• **Exercise objective**
Retype the whole listing below precisely.

• **The records**
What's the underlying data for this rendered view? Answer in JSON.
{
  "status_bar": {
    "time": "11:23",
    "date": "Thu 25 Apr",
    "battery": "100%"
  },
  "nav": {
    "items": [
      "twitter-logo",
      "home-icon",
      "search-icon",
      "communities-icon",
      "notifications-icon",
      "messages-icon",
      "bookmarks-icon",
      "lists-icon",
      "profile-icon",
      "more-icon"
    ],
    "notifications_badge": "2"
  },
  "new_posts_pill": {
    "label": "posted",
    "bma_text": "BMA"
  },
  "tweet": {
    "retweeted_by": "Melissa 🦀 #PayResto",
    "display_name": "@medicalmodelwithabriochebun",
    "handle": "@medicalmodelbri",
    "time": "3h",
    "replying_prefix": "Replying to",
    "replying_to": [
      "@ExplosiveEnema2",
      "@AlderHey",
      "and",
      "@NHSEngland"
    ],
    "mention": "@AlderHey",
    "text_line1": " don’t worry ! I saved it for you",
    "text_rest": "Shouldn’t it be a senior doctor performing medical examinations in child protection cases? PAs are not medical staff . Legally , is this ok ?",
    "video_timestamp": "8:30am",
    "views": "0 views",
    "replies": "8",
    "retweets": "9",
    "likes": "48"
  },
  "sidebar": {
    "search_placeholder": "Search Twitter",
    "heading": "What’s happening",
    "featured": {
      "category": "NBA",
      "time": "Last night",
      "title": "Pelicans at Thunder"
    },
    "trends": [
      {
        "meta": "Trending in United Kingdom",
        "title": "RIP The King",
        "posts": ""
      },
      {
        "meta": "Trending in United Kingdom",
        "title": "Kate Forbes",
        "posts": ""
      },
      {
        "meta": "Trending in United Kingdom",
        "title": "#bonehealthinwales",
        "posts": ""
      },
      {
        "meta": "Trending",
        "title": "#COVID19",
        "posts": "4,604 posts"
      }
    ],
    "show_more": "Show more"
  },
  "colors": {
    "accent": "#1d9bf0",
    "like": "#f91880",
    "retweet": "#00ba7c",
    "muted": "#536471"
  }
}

• **Answer box**
What's the underlying data for this rendered view? Answer in JSON.
{
  "status_bar": {
    "time": "11:23",
    "date": "Thu 25 Apr",
    "battery": "100%"
  },
  "nav": {
    "items": [
      "twitter-logo",
      "home-icon",
      "search-icon",
      "communities-icon",
      "notifications-icon",
      "messages-icon",
      "bookmarks-icon",
      "lists-icon",
      "profile-icon",
      "more-icon"
    ],
    "notifications_badge": "2"
  },
  "new_posts_pill": {
    "label": "posted",
    "bma_text": "BMA"
  },
  "tweet": {
    "retweeted_by": "Melissa 🦀 #PayResto",
    "display_name": "@medicalmodelwithabriochebun",
    "handle": "@medicalmodelbri",
    "time": "3h",
    "replying_prefix": "Replying to",
    "replying_to": [
      "@ExplosiveEnema2",
      "@AlderHey",
      "and",
      "@NHSEngland"
    ],
    "mention": "@AlderHey",
    "text_line1": " don’t worry ! I saved it for you",
    "text_rest": "Shouldn’t it be a senior doctor performing medical examinations in child protection cases? PAs are not medical staff . Legally , is this ok ?",
    "video_timestamp": "8:30am",
    "views": "0 views",
    "replies": "8",
    "retweets": "9",
    "likes": "48"
  },
  "sidebar": {
    "search_placeholder": "Search Twitter",
    "heading": "What’s happening",
    "featured": {
      "category": "NBA",
      "time": "Last night",
      "title": "Pelicans at Thunder"
    },
    "trends": [
      {
        "meta": "Trending in United Kingdom",
        "title": "RIP The King",
        "posts": ""
      },
      {
        "meta": "Trending in United Kingdom",
        "title": "Kate Forbes",
        "posts": ""
      },
      {
        "meta": "Trending in United Kingdom",
        "title": "#bonehealthinwales",
        "posts": ""
      },
      {
        "meta": "Trending",
        "title": "#COVID19",
        "posts": "4,604 posts"
      }
    ],
    "show_more": "Show more"
  },
  "colors": {
    "accent": "#1d9bf0",
    "like": "#f91880",
    "retweet": "#00ba7c",
    "muted": "#536471"
  }
}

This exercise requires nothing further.